  • I haven’t tried a single one from your list and you’re making my life much easier but not creating lemmings (though I’m still mildly interested in Monegal’s one – love those butterflies! – and Lemon – though even Plum as a name was already pushing it for me).

  • I still want to try Lemon, and your description actually entices me more than many of the reviews. Hmmm. Might have to spring for a sample.

    • Judith

      It’s the kind of thing even I, queen of the unsniffed buy, would recommend getting as a sample first, because I don’t think it’s particularly groundbreaking one way or the other and might well not seem different enough from other things you might already have.

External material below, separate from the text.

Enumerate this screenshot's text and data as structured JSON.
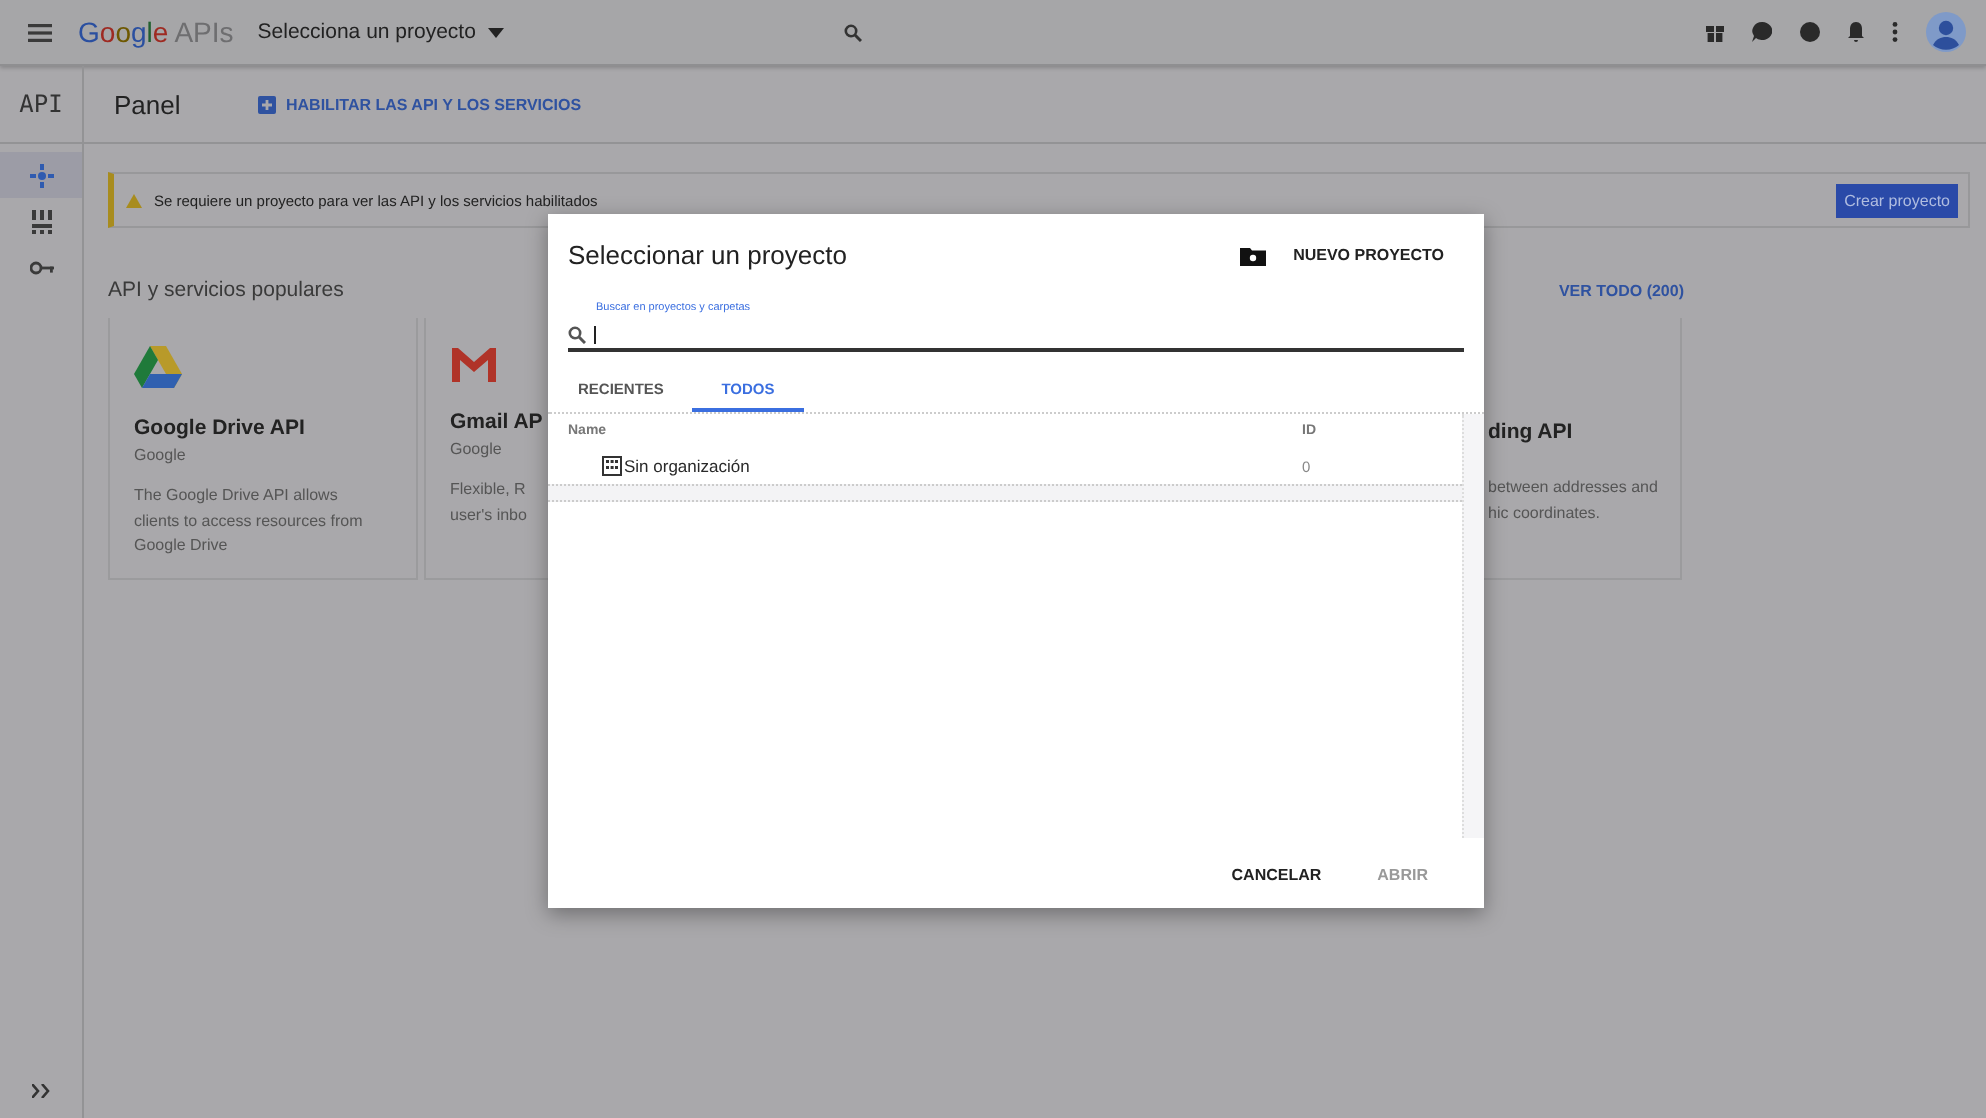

  • You know me and my lech for Plum… Fine, if Lemon comes my way I’ll give it a sniff!

    Love that dollhouse breadbasket.

    • Judith

      You of all people should smell it; but you of all people might well not need it, given that you sure do have Plum!

      I love that breadbasket too! Unbelievable detail.

What do you think?